While you have your PC out, you may also want to replace the thermal paste between your CPU and its heatsink. Thermal paste usually lasts a few years so it’s unlikely that dried up thermal paste is causing all of your heat problems. If, however, you didn’t build your PC, or you’re using a stock CPU cooler that came with thermal paste pre-applied, this is a good time to apply a better-quality thermal paste. My favorite is Arctic MX-4.
All the cleaning in the world can’t help an inadequate cooling system. The easiest way to upgrade your cooling system is to simply add some case fans. They’re cheap and you can stick them just about anywhere, assuming you have room in your case. (If you don’t have room in your case, you might want to consider upgrading to a larger case.) Case fans plug into the motherboard, so you may need to check the motherboard to make sure you have enough connections. Also, make sure you place your fans correctly—the idea is to move hot air out of the case, not have all your fans shoot air toward each other.
If you’d like to push your system even further (e.g., overclock your CPU), you’ll need to upgrade to liquid cooling.
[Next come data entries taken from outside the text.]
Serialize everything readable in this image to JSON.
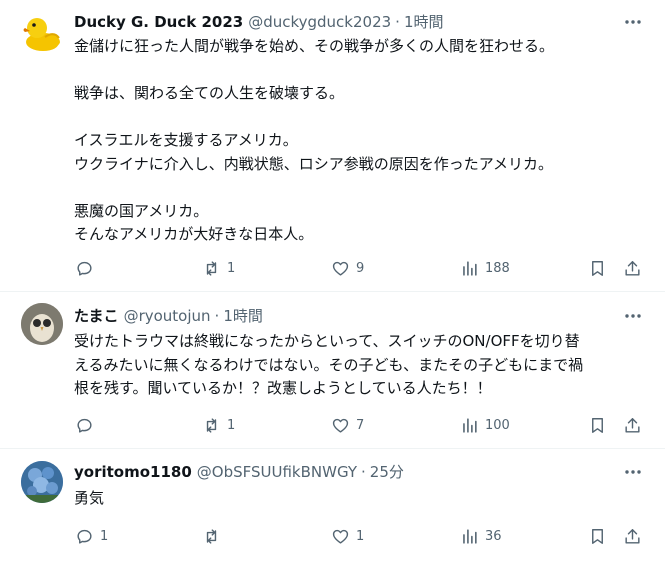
{
  "posts": [
    {
      "name": "Ducky G. Duck 2023",
      "handle": "@duckygduck2023",
      "dot": "·",
      "time": "1時間",
      "lines": [
        "金儲けに狂った人間が戦争を始め、その戦争が多くの人間を狂わせる。",
        "",
        "戦争は、関わる全ての人生を破壊する。",
        "",
        "イスラエルを支援するアメリカ。",
        "ウクライナに介入し、内戦状態、ロシア参戦の原因を作ったアメリカ。",
        "",
        "悪魔の国アメリカ。",
        "そんなアメリカが大好きな日本人。"
      ],
      "replies": "",
      "reposts": "1",
      "likes": "9",
      "views": "188"
    },
    {
      "name": "たまこ",
      "handle": "@ryoutojun",
      "dot": "·",
      "time": "1時間",
      "lines": [
        "受けたトラウマは終戦になったからといって、スイッチのON/OFFを切り替",
        "えるみたいに無くなるわけではない。その子ども、またその子どもにまで禍",
        "根を残す。聞いているか！？改憲しようとしている人たち！！"
      ],
      "replies": "",
      "reposts": "1",
      "likes": "7",
      "views": "100"
    },
    {
      "name": "yoritomo1180",
      "handle": "@ObSFSUUfikBNWGY",
      "dot": "·",
      "time": "25分",
      "lines": [
        "勇気"
      ],
      "replies": "1",
      "reposts": "",
      "likes": "1",
      "views": "36"
    }
  ],
  "icons": {
    "reply": "reply-icon",
    "repost": "repost-icon",
    "like": "heart-icon",
    "views": "views-icon",
    "bookmark": "bookmark-icon",
    "share": "share-icon",
    "more": "more-icon"
  },
  "colors": {
    "text": "#0f1419",
    "secondary": "#536471",
    "border": "#eff3f4"
  }
}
You should definitely triple-check compatibility before doing this, because a liquid cooling system may require a bigger (or different) case and a more powerful PSU, and changing your case is like building a whole new computer.
Sometimes you just need a new graphics card. Well, maybe not need. But if you want to play the newest, hottest, most graphically-sexy ray tracing games, you need a graphics card that supports that. There’s not much else to say, here—if you want to play a game that your current graphics card can’t handle, it’s time to upgrade your graphics card (same with any other component that’s holding you back).
There are two routes to upgrading your graphics card: You can buy two cheaper, less powerful graphics cards and use them together, with either Nvidia’s SLI technology or AMD’s CrossFire technology, or you can buy one expensive, powerful graphics card and not worry about the ins and outs of multiple graphics cards.
The graphics card upgrade cycle tends to be shorter than other components’ upgrade cycles, partly because graphics cards are so hyped up. This means you might have a decent, relatively new graphics card when you feel like it’s time to upgrade. If that’s the case, you might be able to save money and still get a good boost in graphics performance by going with two decent, relatively new graphics cards instead of one ultra-powerful brand new graphics card.
There are some (or several) caveats. First, if you want to use two graphics cards together, they must be the same card—same specs, but not the same manufacturer. Second, not all graphics cards can be used in multi-card setups, and not all motherboards can support multi-card setups—you’ll need to check your specific graphics card/motherboard combo to make sure. There are also some other potential logistical hurdles you may face, such as case size (two graphics cards take up twice the space) and PSU (two graphics cards take twice the power). Heat is another factor to consider, because graphics cards produce a ton of heat, and two graphics cards produce even more.
Using dual GPUs with SLI or CrossFire is actually moot with the newest generation of cards. Not only are new graphics cards really powerful, but Nvidia’s RTX 3000 cards don’t support SLI anymore—not to mention the fps gain with SLI support in the past wasn’t a lot at all. If you must use dual GPUs, you’ll get the most out of Nvidia or AMD’s older cards.
It might just be easier to upgrade to the newest, most powerful single graphics card...if you can grab it before it sells out.
If you’re upgrading your PC this season, tell us why (and what parts) in the comments.